The spat of murders is unusual, said Johnson, who has worked in the local legal community for more than 30 years. Typically, years will pass between such violent crimes. And when one does happen in the small communities of Morgan County-where practically everyone knows one another-it hits hard, said Johnson.
"In a small community you know everybody. You know the families involved," she said.
While the once-a-year murder rate is admittedly high for a county that is comparable to the city of Marietta in population size, the trend is not indicative of a culture of violence, said Howdyshell.
"I don't consider them to be Franklin County type of murders," he said.
The murders are not random acts of violence like drive-by shootings or muggings burglaries gone wrong, he noted. Rather, most of them have domestic roots.
"All of these are just odd ball things," said Howdyshell.
In fact, the trend stretches back to before 2008. Since then, the county has had six murders.
One, a murder-suicide involving a brother and sister in Deerfield Township in July 2009, never resulted in criminal charges.
In 2008-before Howdyshell took office-three young adults were guests in the home of 49-year-old Rodney Spencer when an argument led to the three beating Spencer and then burning him alive in his home.
The six murders equal the number that Washington County-more than four times larger than Morgan County in terms of population-has seen in the same six year time frame.
Morgan County Commissioner Tim VanHorn noted that crime as a whole seems to be on the rise in Morgan County lately.

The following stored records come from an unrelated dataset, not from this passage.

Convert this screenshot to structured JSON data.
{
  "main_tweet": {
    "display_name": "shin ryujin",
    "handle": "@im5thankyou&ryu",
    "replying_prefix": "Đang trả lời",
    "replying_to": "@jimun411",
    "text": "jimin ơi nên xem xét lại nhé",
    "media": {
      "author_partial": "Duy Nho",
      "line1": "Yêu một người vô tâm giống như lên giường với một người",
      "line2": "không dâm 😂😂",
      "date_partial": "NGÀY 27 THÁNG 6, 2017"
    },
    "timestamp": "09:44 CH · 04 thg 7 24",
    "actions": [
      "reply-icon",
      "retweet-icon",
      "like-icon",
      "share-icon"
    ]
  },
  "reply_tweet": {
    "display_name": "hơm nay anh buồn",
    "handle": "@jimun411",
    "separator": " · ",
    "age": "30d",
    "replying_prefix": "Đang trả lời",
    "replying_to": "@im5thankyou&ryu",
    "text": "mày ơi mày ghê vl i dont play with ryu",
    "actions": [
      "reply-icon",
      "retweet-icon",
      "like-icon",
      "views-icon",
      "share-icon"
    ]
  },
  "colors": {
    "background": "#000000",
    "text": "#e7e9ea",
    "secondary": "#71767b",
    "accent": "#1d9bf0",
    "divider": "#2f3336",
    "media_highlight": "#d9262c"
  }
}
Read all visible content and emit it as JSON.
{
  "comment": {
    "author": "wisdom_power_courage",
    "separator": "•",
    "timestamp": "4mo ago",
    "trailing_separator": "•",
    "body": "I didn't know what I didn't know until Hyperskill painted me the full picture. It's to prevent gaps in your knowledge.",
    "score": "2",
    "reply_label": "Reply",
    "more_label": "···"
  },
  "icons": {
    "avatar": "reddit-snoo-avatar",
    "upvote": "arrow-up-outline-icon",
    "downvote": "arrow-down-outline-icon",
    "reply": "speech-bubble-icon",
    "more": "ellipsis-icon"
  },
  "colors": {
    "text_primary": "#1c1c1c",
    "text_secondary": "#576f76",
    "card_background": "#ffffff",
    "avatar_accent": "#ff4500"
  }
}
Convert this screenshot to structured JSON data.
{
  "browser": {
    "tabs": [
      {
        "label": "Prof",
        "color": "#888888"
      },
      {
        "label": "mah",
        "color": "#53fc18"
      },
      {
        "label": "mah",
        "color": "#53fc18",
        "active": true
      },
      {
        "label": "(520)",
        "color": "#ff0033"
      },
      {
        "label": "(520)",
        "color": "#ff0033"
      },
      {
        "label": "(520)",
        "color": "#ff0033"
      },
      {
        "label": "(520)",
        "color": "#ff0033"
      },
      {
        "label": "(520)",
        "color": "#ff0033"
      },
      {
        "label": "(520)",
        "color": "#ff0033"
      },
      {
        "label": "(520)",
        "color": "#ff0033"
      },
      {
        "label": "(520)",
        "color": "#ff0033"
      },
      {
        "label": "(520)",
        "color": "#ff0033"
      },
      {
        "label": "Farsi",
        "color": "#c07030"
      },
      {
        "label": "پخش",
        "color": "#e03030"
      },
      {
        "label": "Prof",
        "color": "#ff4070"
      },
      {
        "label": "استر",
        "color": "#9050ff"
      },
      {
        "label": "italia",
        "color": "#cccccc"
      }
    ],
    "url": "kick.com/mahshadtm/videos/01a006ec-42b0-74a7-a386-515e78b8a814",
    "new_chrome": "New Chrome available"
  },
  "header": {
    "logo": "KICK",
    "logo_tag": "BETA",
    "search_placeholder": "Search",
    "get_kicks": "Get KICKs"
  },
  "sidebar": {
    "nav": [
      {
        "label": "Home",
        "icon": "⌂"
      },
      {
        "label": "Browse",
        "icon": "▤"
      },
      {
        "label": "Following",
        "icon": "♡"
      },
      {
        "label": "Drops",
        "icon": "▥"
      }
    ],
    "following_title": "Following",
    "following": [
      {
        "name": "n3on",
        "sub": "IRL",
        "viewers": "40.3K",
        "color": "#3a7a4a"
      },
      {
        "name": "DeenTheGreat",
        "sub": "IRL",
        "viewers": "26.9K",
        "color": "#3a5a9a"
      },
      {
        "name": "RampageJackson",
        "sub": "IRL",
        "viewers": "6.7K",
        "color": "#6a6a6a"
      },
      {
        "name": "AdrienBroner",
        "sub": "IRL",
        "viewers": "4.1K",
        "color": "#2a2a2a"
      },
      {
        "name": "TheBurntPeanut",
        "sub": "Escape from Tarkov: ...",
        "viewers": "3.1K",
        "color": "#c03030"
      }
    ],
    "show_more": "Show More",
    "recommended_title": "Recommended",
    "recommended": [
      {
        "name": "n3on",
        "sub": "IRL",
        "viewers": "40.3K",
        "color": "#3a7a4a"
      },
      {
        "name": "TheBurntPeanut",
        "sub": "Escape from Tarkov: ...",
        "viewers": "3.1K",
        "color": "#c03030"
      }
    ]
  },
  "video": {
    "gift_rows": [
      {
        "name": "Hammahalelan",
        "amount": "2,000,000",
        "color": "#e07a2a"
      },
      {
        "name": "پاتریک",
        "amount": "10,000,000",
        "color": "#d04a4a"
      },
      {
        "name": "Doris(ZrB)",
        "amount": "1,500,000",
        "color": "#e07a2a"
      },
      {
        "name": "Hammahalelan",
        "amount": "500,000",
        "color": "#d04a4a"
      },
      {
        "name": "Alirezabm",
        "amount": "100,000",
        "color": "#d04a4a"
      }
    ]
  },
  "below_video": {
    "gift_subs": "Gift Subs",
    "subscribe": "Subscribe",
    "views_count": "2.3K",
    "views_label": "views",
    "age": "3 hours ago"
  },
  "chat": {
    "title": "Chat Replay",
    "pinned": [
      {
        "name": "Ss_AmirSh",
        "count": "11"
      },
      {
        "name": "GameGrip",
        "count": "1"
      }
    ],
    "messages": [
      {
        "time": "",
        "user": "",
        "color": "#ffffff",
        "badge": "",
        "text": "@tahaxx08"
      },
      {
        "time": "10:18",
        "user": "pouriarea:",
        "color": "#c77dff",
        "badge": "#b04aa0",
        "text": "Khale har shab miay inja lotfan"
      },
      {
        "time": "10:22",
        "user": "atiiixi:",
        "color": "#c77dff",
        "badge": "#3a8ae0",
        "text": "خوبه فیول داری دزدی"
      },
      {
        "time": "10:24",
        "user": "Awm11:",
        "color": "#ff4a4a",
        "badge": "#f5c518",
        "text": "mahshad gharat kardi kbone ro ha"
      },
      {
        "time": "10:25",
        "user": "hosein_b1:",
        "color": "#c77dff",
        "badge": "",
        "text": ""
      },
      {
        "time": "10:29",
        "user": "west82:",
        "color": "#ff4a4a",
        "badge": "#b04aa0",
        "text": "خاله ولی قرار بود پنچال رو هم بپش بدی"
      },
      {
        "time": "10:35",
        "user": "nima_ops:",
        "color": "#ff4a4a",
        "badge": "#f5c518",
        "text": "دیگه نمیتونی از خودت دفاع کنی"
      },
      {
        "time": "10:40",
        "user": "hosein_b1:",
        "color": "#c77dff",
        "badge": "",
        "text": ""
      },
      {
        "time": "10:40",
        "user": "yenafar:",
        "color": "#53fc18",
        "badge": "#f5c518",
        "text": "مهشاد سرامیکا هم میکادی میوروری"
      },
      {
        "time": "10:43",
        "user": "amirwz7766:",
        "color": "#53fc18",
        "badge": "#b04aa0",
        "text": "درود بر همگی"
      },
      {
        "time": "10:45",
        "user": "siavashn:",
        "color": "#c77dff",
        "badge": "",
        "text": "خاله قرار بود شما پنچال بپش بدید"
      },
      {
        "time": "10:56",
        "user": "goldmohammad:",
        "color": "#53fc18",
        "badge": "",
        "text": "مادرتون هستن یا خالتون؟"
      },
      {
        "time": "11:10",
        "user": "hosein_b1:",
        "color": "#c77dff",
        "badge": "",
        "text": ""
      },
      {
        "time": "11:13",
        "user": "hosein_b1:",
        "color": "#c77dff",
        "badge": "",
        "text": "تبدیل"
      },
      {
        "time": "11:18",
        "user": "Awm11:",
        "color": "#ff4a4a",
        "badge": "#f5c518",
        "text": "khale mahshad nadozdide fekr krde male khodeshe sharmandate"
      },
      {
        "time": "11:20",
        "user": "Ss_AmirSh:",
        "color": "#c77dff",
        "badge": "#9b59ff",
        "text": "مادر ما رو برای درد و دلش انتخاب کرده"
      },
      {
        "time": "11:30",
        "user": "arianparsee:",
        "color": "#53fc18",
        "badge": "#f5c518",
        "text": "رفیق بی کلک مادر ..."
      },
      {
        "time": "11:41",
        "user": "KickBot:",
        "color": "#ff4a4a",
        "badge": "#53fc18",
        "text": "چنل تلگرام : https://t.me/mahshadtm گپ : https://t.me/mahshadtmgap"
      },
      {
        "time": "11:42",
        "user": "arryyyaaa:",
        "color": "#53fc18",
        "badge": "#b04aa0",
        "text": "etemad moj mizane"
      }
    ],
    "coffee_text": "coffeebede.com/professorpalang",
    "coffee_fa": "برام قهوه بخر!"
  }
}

"There seems to be a lot more breaking and entering and stealing," said VanHorn, tying the rise in property crime in with the increased value of scrap metal among other things.
There have already been three bank robberies in the county this year alone.
But VanHorn said he is hopeful that the violent crimes are an anomaly and not part of the overall trend.
"I don't know if it's just the fact that we had not had any murders for so many years, and it just catches up with you or if it is a problem with the crime rate," he said. "I hope it's not the latter."
VanHorn pointed to the county's mental health services levy and available mental health care as a shining light. While plenty of individuals use the services and while the court uses it as a component for sentencing, not everyone is aware of its availability, he said.
"It's used quite a bit, but maybe not as much as it could be," he said.